● Problem to solve
The records below need retyping in full; give them again exactly.

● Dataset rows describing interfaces
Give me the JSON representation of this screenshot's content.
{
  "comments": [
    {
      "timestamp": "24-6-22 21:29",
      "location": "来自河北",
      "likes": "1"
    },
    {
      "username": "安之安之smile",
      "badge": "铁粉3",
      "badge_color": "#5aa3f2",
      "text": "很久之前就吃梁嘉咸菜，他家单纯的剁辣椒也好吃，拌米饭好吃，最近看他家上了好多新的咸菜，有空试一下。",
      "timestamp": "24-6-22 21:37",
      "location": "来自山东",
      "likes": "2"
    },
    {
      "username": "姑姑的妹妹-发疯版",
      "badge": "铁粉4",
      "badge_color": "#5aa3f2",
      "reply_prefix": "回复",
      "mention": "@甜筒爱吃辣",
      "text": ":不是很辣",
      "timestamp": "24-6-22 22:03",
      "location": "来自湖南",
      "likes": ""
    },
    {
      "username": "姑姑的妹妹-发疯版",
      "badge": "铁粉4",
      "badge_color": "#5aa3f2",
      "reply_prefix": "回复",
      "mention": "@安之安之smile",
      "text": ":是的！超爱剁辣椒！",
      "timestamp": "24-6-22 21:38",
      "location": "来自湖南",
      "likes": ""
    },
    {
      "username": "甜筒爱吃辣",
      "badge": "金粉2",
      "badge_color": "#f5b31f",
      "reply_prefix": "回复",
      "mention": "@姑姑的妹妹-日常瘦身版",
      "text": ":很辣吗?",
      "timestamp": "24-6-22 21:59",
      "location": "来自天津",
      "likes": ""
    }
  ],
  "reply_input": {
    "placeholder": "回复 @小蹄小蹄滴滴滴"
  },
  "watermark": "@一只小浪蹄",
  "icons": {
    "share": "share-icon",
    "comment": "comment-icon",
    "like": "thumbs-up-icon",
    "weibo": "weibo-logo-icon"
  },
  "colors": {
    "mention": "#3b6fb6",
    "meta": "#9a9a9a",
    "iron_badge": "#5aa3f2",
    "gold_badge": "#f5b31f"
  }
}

● Solution
Give me the JSON representation of this screenshot's content.
{
  "comments": [
    {
      "timestamp": "24-6-22 21:29",
      "location": "来自河北",
      "likes": "1"
    },
    {
      "username": "安之安之smile",
      "badge": "铁粉3",
      "badge_color": "#5aa3f2",
      "text": "很久之前就吃梁嘉咸菜，他家单纯的剁辣椒也好吃，拌米饭好吃，最近看他家上了好多新的咸菜，有空试一下。",
      "timestamp": "24-6-22 21:37",
      "location": "来自山东",
      "likes": "2"
    },
    {
      "username": "姑姑的妹妹-发疯版",
      "badge": "铁粉4",
      "badge_color": "#5aa3f2",
      "reply_prefix": "回复",
      "mention": "@甜筒爱吃辣",
      "text": ":不是很辣",
      "timestamp": "24-6-22 22:03",
      "location": "来自湖南",
      "likes": ""
    },
    {
      "username": "姑姑的妹妹-发疯版",
      "badge": "铁粉4",
      "badge_color": "#5aa3f2",
      "reply_prefix": "回复",
      "mention": "@安之安之smile",
      "text": ":是的！超爱剁辣椒！",
      "timestamp": "24-6-22 21:38",
      "location": "来自湖南",
      "likes": ""
    },
    {
      "username": "甜筒爱吃辣",
      "badge": "金粉2",
      "badge_color": "#f5b31f",
      "reply_prefix": "回复",
      "mention": "@姑姑的妹妹-日常瘦身版",
      "text": ":很辣吗?",
      "timestamp": "24-6-22 21:59",
      "location": "来自天津",
      "likes": ""
    }
  ],
  "reply_input": {
    "placeholder": "回复 @小蹄小蹄滴滴滴"
  },
  "watermark": "@一只小浪蹄",
  "icons": {
    "share": "share-icon",
    "comment": "comment-icon",
    "like": "thumbs-up-icon",
    "weibo": "weibo-logo-icon"
  },
  "colors": {
    "mention": "#3b6fb6",
    "meta": "#9a9a9a",
    "iron_badge": "#5aa3f2",
    "gold_badge": "#f5b31f"
  }
}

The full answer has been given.